One should also not ignore the fact that a major contributor to the BJP’s victory is the disciplined and ideologically committed cadre of the RSS, the parent body of the BJP and the ideological font of Hindu nationalism. These cadres catalyzed pro-BJP voters to turn out in large numbers. In contrast, the Congress as an amorphous organization is bereft of committed cadres. Its so-called “workers” are largely opportunists or hired hands. Regional parties, such as the All India Trinamool in West Bengal, that have committed cadres have done reasonably well in the face of the BJP juggernaut but are incapable of providing a pan-national alternative to the ruling party.

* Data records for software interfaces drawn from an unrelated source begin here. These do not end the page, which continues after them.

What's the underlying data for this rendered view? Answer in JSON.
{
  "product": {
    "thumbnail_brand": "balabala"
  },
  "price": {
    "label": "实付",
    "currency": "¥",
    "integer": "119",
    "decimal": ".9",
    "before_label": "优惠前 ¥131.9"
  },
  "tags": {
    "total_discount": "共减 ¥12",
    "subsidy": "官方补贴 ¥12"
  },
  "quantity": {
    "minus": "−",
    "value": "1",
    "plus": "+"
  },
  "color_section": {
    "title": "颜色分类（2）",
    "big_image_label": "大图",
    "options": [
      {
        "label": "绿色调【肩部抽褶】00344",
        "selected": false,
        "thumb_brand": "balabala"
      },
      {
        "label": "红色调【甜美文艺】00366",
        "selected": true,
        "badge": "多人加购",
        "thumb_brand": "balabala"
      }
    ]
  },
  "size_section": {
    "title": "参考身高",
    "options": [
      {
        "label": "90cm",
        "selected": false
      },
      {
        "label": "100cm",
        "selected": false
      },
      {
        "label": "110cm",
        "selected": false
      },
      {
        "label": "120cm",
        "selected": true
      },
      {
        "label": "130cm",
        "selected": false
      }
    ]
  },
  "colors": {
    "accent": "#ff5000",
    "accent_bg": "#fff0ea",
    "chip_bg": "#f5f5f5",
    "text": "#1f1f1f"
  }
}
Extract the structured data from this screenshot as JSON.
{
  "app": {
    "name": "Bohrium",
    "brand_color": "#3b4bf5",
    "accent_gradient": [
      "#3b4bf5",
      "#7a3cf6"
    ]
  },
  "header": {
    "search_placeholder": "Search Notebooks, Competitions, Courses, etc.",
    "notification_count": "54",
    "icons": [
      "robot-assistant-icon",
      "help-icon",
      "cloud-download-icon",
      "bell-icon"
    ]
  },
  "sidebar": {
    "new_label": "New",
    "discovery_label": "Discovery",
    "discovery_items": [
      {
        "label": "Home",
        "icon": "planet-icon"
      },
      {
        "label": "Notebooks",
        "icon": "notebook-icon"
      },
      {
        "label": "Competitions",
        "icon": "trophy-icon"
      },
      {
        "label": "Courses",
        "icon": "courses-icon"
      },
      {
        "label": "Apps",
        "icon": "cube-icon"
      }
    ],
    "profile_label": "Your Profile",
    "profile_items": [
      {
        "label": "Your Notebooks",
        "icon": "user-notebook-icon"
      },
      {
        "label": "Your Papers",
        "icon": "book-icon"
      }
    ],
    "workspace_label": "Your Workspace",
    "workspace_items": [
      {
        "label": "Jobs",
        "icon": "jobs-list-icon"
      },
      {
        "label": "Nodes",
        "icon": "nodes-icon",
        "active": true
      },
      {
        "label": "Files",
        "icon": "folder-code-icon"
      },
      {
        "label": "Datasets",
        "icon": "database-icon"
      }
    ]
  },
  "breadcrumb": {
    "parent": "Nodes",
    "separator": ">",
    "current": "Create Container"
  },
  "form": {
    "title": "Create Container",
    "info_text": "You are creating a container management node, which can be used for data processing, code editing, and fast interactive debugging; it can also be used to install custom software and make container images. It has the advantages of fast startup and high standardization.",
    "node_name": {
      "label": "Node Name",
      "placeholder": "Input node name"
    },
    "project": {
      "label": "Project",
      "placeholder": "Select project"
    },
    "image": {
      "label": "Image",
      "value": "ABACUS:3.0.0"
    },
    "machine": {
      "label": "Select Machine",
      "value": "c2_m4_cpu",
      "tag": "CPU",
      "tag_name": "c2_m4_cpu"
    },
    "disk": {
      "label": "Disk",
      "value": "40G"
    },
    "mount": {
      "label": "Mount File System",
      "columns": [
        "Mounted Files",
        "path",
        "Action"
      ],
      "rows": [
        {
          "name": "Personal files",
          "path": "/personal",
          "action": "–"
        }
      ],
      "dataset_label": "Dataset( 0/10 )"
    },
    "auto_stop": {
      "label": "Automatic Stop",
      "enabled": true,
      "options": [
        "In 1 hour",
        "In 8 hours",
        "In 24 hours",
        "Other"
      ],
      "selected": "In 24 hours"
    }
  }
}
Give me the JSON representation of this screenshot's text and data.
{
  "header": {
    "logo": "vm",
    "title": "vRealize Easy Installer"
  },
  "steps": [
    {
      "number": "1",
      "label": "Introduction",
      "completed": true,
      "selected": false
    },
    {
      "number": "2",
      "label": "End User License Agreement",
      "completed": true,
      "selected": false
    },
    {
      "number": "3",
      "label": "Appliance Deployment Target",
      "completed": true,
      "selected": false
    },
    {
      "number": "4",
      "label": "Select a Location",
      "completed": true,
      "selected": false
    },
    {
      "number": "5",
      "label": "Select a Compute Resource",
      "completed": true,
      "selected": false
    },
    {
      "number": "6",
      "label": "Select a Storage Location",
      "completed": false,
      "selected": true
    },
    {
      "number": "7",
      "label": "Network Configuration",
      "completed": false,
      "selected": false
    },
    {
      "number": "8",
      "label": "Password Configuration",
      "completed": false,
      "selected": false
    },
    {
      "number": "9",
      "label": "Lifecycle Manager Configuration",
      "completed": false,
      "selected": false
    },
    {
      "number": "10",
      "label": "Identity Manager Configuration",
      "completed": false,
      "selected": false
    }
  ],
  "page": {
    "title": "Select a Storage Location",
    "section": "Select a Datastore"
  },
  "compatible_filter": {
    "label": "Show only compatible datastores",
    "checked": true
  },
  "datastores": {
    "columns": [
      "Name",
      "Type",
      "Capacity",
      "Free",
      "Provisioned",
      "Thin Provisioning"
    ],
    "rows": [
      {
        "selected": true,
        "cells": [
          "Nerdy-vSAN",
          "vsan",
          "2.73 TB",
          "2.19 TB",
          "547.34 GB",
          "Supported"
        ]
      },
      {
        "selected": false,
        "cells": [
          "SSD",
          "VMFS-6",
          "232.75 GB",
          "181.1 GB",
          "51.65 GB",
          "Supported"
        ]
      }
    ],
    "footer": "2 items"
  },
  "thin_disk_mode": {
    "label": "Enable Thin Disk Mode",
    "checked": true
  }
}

The Modi-led BJP victory is likely to have long-lasting effects on the Indian polity. The BJP has been accused of subverting the autonomy of institutions, such as the Election Commission and the Central Bureau of Investigations, that are critical to the success of democracy in the country. Under Prime Minister Modi, it has also been blamed for promoting a form of populism and a cult of personality that could be conducive to the rise of authoritarianism. India needs a strong and unified opposition committed to principles of liberal democracy in order to keep these tendencies in check. However, this election indicates that no such formation is currently on the horizon. In the absence of a credible alternative to the BJP, there is a danger that while procedural democracy may endure in India, the liberal spirit undergirding it could be in danger of extinction.
Mohammed Ayoob is University Distinguished Professor Emeritus of International Relations, Michigan State University, and a senior fellow for the Center for Global Policy. His books include The Many Faces of Political Islam and, most recently, Will the Middle East Implode and editor of Assessing the War on Terror.